Verizon's 2013 DBIR (Data Breach Investigations Report) is brimming with information as to who was behind worldwide cyber attacks in 2012, what attackers were after, and what tactics they employed to pull of their crimes. Verizon's RISK (Research, Investigations, Solutions, Knowledge) Team, in conjunction with more than a dozen security-focused organizations, culled the data by analyzing more than 47,000 reported security incidents and 621 confirmed data breaches from the past year.
Among the report's key findings, the vast majority of cyber attacks against organizations -- 92 percent -- were perpetrated by external parties; just 14 percent were pulled off by someone on the inside. Verizon pinned the remainder to partners. (The report notes that "many figures and tables in this report add up to more than 100 percent; this is not an error. It simply stems from the fact that items presented in a list are not always mutually exclusive, and thus, several can apply to any given incident.")
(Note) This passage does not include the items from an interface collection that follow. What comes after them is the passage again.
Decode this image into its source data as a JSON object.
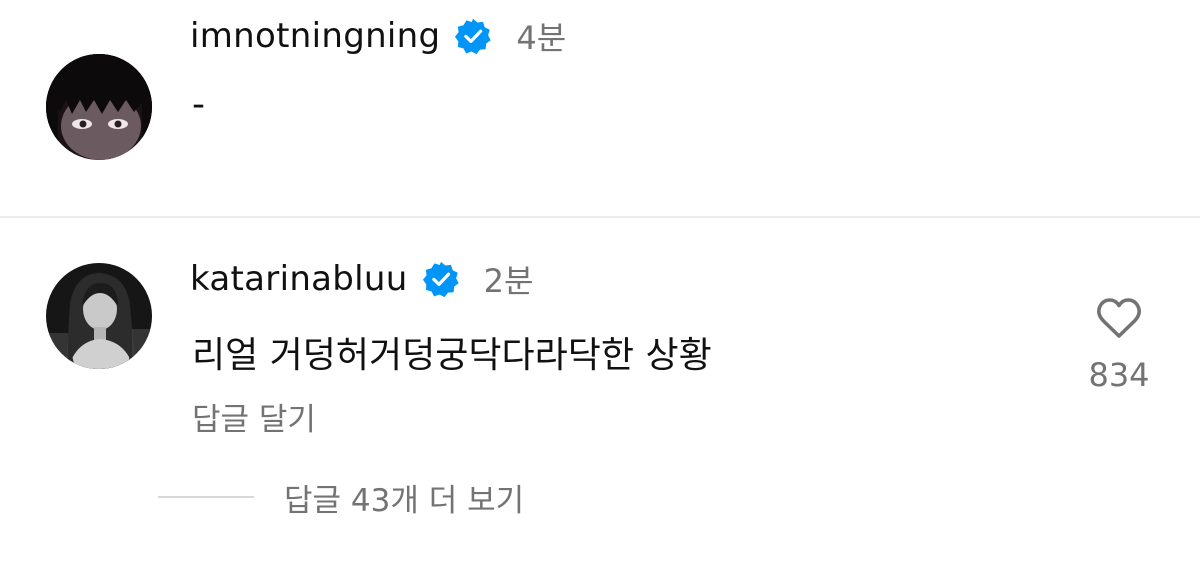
{
  "comments": [
    {
      "username": "imnotningning",
      "verified_icon": "verified-badge-icon",
      "timestamp": "4분",
      "text": "-"
    },
    {
      "username": "katarinabluu",
      "verified_icon": "verified-badge-icon",
      "timestamp": "2분",
      "text": "리얼 거덩허거덩궁닥다라닥한 상황",
      "reply_label": "답글 달기",
      "like_icon": "heart-outline-icon",
      "like_count": "834",
      "view_replies_label": "답글 43개 더 보기"
    }
  ],
  "colors": {
    "verified": "#0095f6",
    "secondary_text": "#737373",
    "primary_text": "#111111",
    "divider": "#ececec"
  }
}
"The two big reasons for the dominance of external actors are their numerical advantage and greater attack scalability," according to the report. "An organization will always have more outsiders than insiders, and the Internet connects criminals to a virtually limitless host of potential victims."
As to who was responsible for most of the external attacks, the RISK Team reported that 55 percent were performed by organized crime syndicates. "This reflects the high prevalence of illicit activities associated with threat actors of this ilk, such as spamming, scamming, payment fraud, account takeovers, identity theft, etc."
These syndicates' primary motivation is money: "As economic and social activities continue to go online, criminals will follow in order to exploit the soaring amount of data that can be (all too easily) converted to cash."
Attacks from organized cyber criminals tend to come from Eastern Europe and North America, and they primarily target the financial, retail, and food industries. Their tactics often include physically tampering with victims' equipment (ATMs, point-of-sale terminals, databases, and desktops); engaging in brute-force hacking; and using malware for spying, capturing store data, posing as admins, and RAM scraping. They tend to focus on grabbing payment cards, credentials, and bank account information.
Meanwhile, state-affiliated groups were behind 21 percent of all outside attacks, representing an increase over previous years -- and these folks weren't in it for the money. Rather, the report says "threat actors engaged in espionage campaigns ... seek data that furthers national interests, such as military or classified information, economy-boosting plans, insider information or trade secrets, and technical resources such as source code."
State-affiliated attacks primarily target manufacturing, transportation, and professional-service companies, and most of these attacks stem from East Asia (China). Their tactics of choice include phishing, hacking to swipe credentials, and using an array of malware for backdoor exploitation, password dumping, and swiping data via command-and-control servers. They generally target computers and servers of all types. The bounty they seek: credentials, internal organization data, trade secrets, and system info.
Just 2 percent of external activists were pinned to activists, and those attacks most commonly come from Western Europe and North America. They target information-service companies and public agencies, primarily with such tools and tactics as SQL hacking, brute-force attacks, using stolen credentials, backdoor malware, and RFI (remote file inclusion) hacking. Hacktivists primarily seek personal information, credentials, and internal data, according to the report.